Abstract

Natural-gamma-ray tools have historically been calibrated in the API formation at the University of Houston. This formation has two major drawbacks: it is too small to accommodate LWD tools and it is soon to be decommissioned. This disclosure describes how to calibrate (determine the sensitivity) of both wireline and LWD NGR tools without using the API formation.

Previous Method of Calibration

The American Petroleum Institute built a calibration formation in the late 1950s for calibrating natural-gamma-ray (NGR) tools. The formation has been located at and maintained by the University of Houston. The formation is described in a paper by Belknap et al.1 The formation is composed of cement. It contains a borehole through the middle that is lined with casing. The formation is divided into three vertical zones. The middle zone was doped with potassium, uranium, thorium, and radium to emulate a shale formation.

A tool is calibrated by recording count rates measured by the tool when it is pushed against the casing wall. A count rate is measured in the bottom and the middle zones. The count rate from the bottom zone is subtracted from that of the middle zone. The difference is defined to be 200 API. API is an arbitrary unit with no physical significance other than being a relative measure of radiation.

The casing has an inner diameter of 4.89 inches, so most logging-while-drilling (LWD) tools cannot fit in it. To calibrate LWD tools, a secondary standard constructed from naturally radioactive granite is sometimes used. Such blocks are owned and stored by the user. A wireline tool must be calibrated in the API formation and then used to assign a value to the granite block. An array of blocks with a wide range of borehole diameters is required to calibrate tools of different diameters. Also, these blocks are typically not uniform, which adds an error to the calibration.

New Calibration Method

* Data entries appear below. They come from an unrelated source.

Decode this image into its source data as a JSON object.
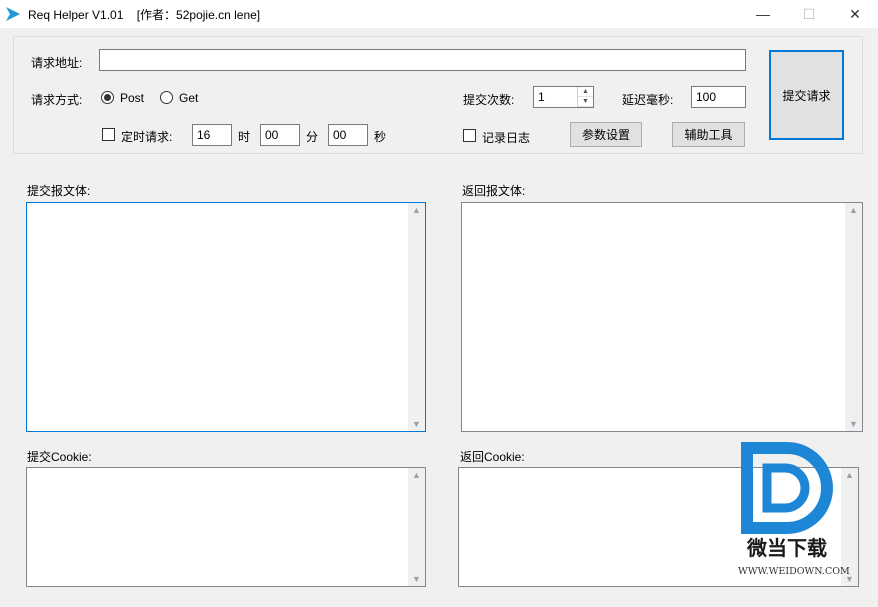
{
  "window": {
    "title": "Req Helper V1.01    [作者：52pojie.cn lene]",
    "minimize": "—",
    "maximize": "☐",
    "close": "✕"
  },
  "request": {
    "url_label": "请求地址:",
    "url_value": "",
    "method_label": "请求方式:",
    "method_options": [
      "Post",
      "Get"
    ],
    "method_selected": "Post",
    "timed_label": "定时请求:",
    "hour": "16",
    "hour_unit": "时",
    "minute": "00",
    "minute_unit": "分",
    "second": "00",
    "second_unit": "秒",
    "count_label": "提交次数:",
    "count_value": "1",
    "delay_label": "延迟毫秒:",
    "delay_value": "100",
    "log_label": "记录日志",
    "params_button": "参数设置",
    "tools_button": "辅助工具",
    "submit_button": "提交请求"
  },
  "panels": {
    "submit_body_label": "提交报文体:",
    "response_body_label": "返回报文体:",
    "submit_cookie_label": "提交Cookie:",
    "response_cookie_label": "返回Cookie:"
  },
  "watermark": {
    "brand": "微当下载",
    "url": "WWW.WEIDOWN.COM"
  },
  "colors": {
    "accent": "#0078d7",
    "watermark_blue": "#1e86d6"
  }
}
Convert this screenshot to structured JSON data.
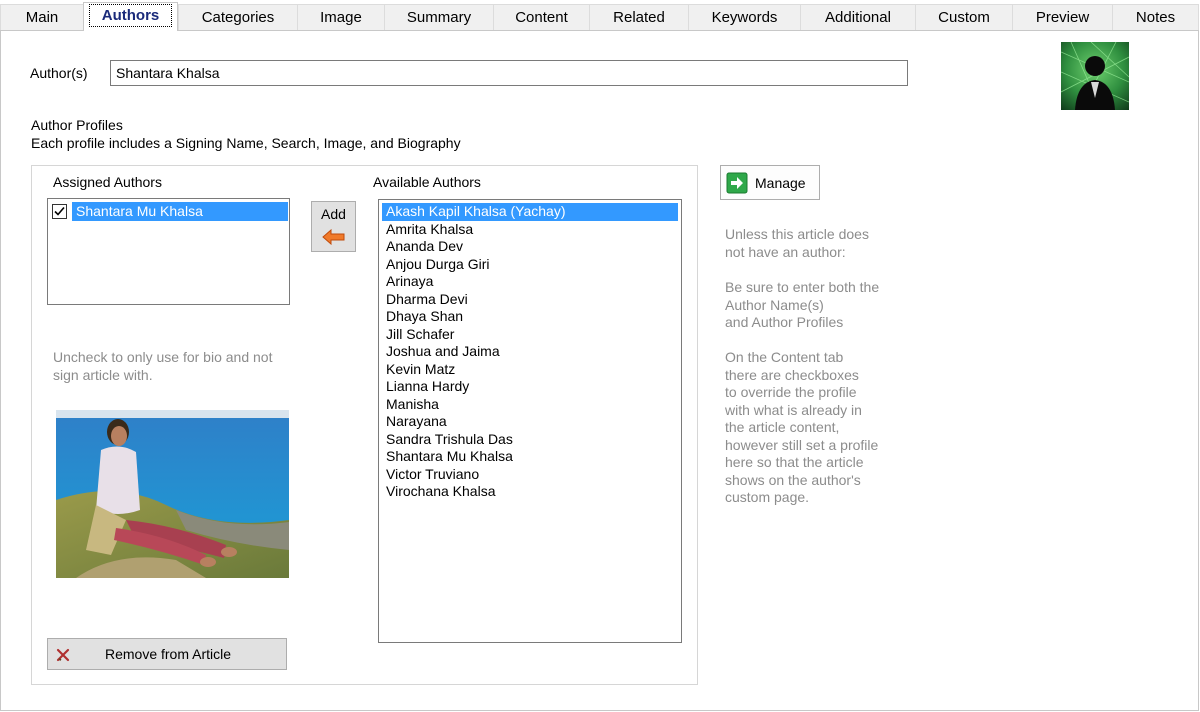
{
  "tabs": [
    {
      "label": "Main",
      "active": false
    },
    {
      "label": "Authors",
      "active": true
    },
    {
      "label": "Categories",
      "active": false
    },
    {
      "label": "Image",
      "active": false
    },
    {
      "label": "Summary",
      "active": false
    },
    {
      "label": "Content",
      "active": false
    },
    {
      "label": "Related",
      "active": false
    },
    {
      "label": "Keywords",
      "active": false
    },
    {
      "label": "Additional",
      "active": false
    },
    {
      "label": "Custom",
      "active": false
    },
    {
      "label": "Preview",
      "active": false
    },
    {
      "label": "Notes",
      "active": false
    }
  ],
  "authors_field": {
    "label": "Author(s)",
    "value": "Shantara Khalsa"
  },
  "profiles": {
    "title": "Author Profiles",
    "description": "Each profile includes a Signing Name, Search, Image, and Biography"
  },
  "assigned": {
    "label": "Assigned Authors",
    "items": [
      {
        "name": "Shantara Mu Khalsa",
        "checked": true,
        "selected": true
      }
    ],
    "uncheck_hint_line1": "Uncheck to only use for bio and not",
    "uncheck_hint_line2": "sign article with.",
    "remove_label": "Remove from Article"
  },
  "add_button": {
    "label": "Add",
    "icon": "left-arrow-icon"
  },
  "available": {
    "label": "Available Authors",
    "items": [
      "Akash Kapil Khalsa (Yachay)",
      "Amrita Khalsa",
      "Ananda Dev",
      "Anjou Durga Giri",
      "Arinaya",
      "Dharma Devi",
      "Dhaya Shan",
      "Jill Schafer",
      "Joshua and Jaima",
      "Kevin Matz",
      "Lianna Hardy",
      "Manisha",
      "Narayana",
      "Sandra Trishula Das",
      "Shantara Mu Khalsa",
      "Victor Truviano",
      "Virochana Khalsa"
    ],
    "selected_index": 0
  },
  "manage_button": {
    "label": "Manage",
    "icon": "green-arrow-icon"
  },
  "help": {
    "p1_line1": "Unless this article does",
    "p1_line2": "not have an author:",
    "p2_line1": "Be sure to enter both the",
    "p2_line2": "Author Name(s)",
    "p2_line3": "and Author Profiles",
    "p3_line1": "On the Content tab",
    "p3_line2": "there are checkboxes",
    "p3_line3": "to override the profile",
    "p3_line4": "with what is already in",
    "p3_line5": "the article content,",
    "p3_line6": "however still set a profile",
    "p3_line7": "here so that the article",
    "p3_line8": "shows on the author's",
    "p3_line9": "custom page."
  },
  "colors": {
    "selection": "#3399ff",
    "hint_text": "#8c8c8c",
    "active_tab_text": "#1a2a7a",
    "remove_icon": "#b03030",
    "add_arrow": "#e8641a"
  }
}
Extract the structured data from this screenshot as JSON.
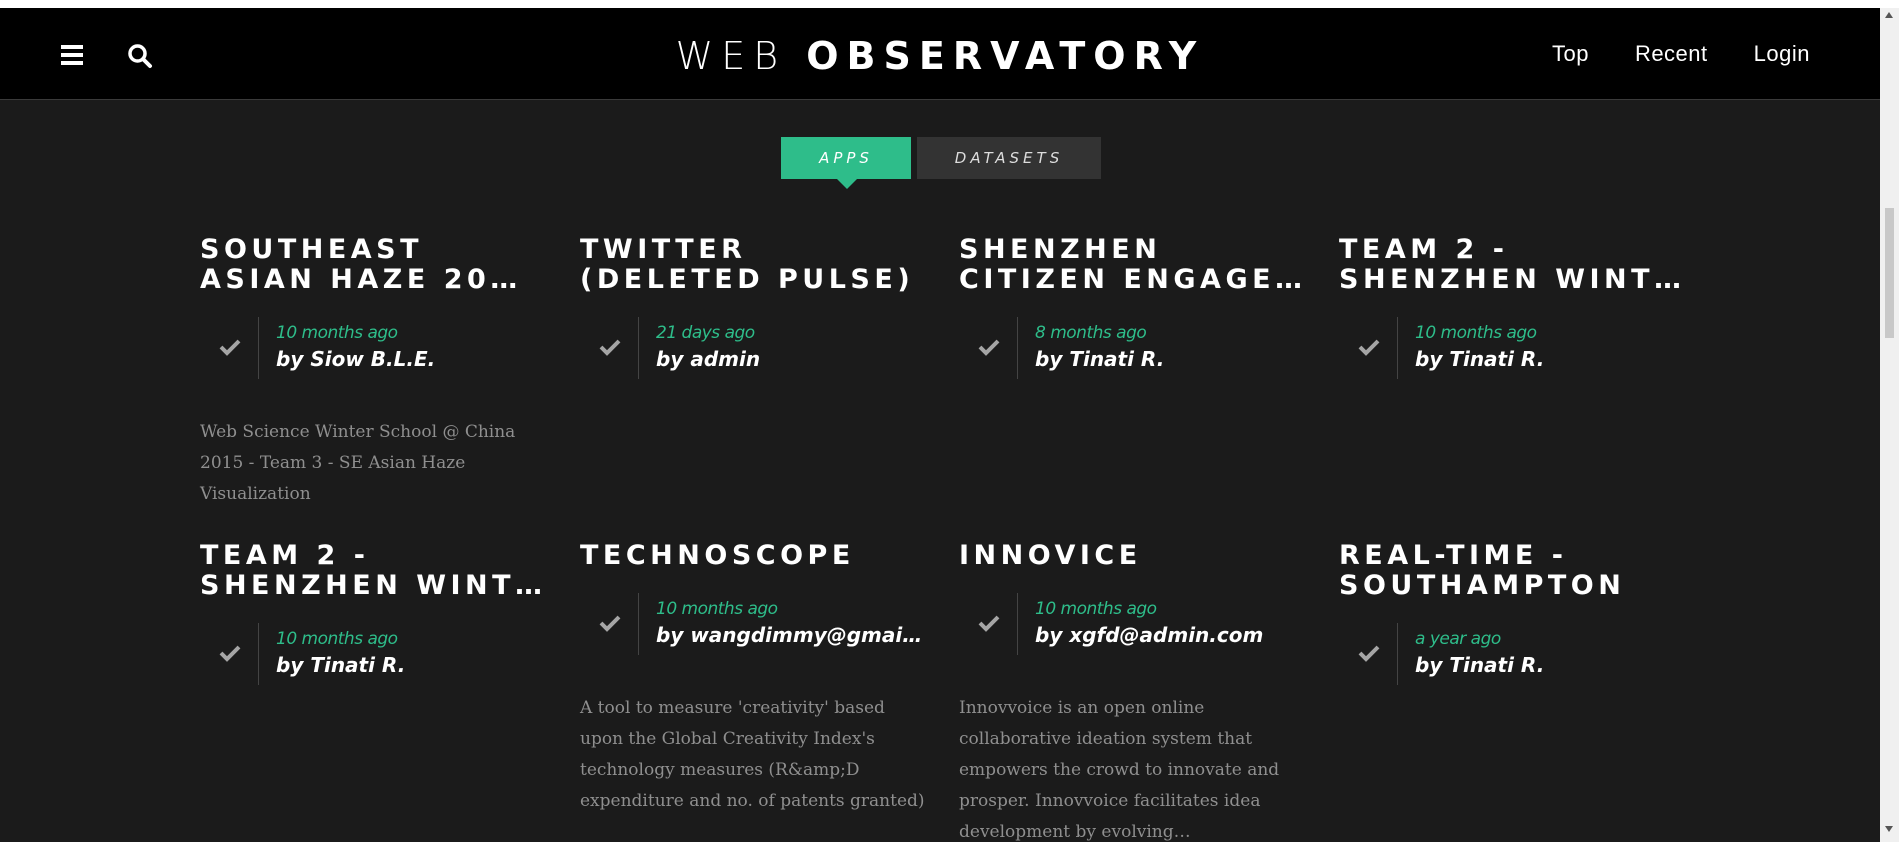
{
  "header": {
    "brand_part1": "WEB",
    "brand_part2": "OBSERVATORY",
    "nav": [
      "Top",
      "Recent",
      "Login"
    ]
  },
  "tabs": [
    {
      "label": "APPS",
      "active": true
    },
    {
      "label": "DATASETS",
      "active": false
    }
  ],
  "colors": {
    "accent": "#2ebd8a",
    "background": "#1b1b1b",
    "topbar": "#000000"
  },
  "icons": [
    "menu-icon",
    "search-icon",
    "check-icon"
  ],
  "cards": [
    {
      "title": "SOUTHEAST ASIAN HAZE 20…",
      "time": "10 months ago",
      "author": "by Siow B.L.E.",
      "description": "Web Science Winter School @ China 2015 - Team 3 - SE Asian Haze Visualization"
    },
    {
      "title": "TWITTER (DELETED PULSE)",
      "time": "21 days ago",
      "author": "by admin",
      "description": ""
    },
    {
      "title": "SHENZHEN CITIZEN ENGAGE…",
      "time": "8 months ago",
      "author": "by Tinati R.",
      "description": ""
    },
    {
      "title": "TEAM 2 - SHENZHEN WINT…",
      "time": "10 months ago",
      "author": "by Tinati R.",
      "description": ""
    },
    {
      "title": "TEAM 2 - SHENZHEN WINT…",
      "time": "10 months ago",
      "author": "by Tinati R.",
      "description": ""
    },
    {
      "title": "TECHNOSCOPE",
      "time": "10 months ago",
      "author": "by wangdimmy@gmai…",
      "description": "A tool to measure 'creativity' based upon the Global Creativity Index's technology measures (R&amp;D expenditure and no. of patents granted)"
    },
    {
      "title": "INNOVICE",
      "time": "10 months ago",
      "author": "by xgfd@admin.com",
      "description": "Innovvoice is an open online collaborative ideation system that empowers the crowd to innovate and prosper. Innovvoice facilitates idea development by evolving…"
    },
    {
      "title": "REAL-TIME - SOUTHAMPTON",
      "time": "a year ago",
      "author": "by Tinati R.",
      "description": ""
    }
  ]
}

The new calibration method is composed of five steps.

1. Define an openhole digital formation (conceptual formation used in computer modeling) that emulates the API formation. When the formation contains a borehole filled with fresh water and a wireline tool is positioned against the borehole wall, the resulting measurement should be essentially the same as the difference between measurements in the middle and lower zones of the API formation. That means that the energy distribution on the surface of the tool and the total count rates should be the same. This ensures that the formation corresponds to 200 API for a wide range of tool designs. However, the source intensity of the formation could be reduced so that the formation represents a different API level, for example 1 API.


2. For each tool to be calibrated, generate a computer model that emulates the tool response.

1 Belknap, W.B., Dewan, J.T., Kirkpatrick, C.V., Mott, W.E.,...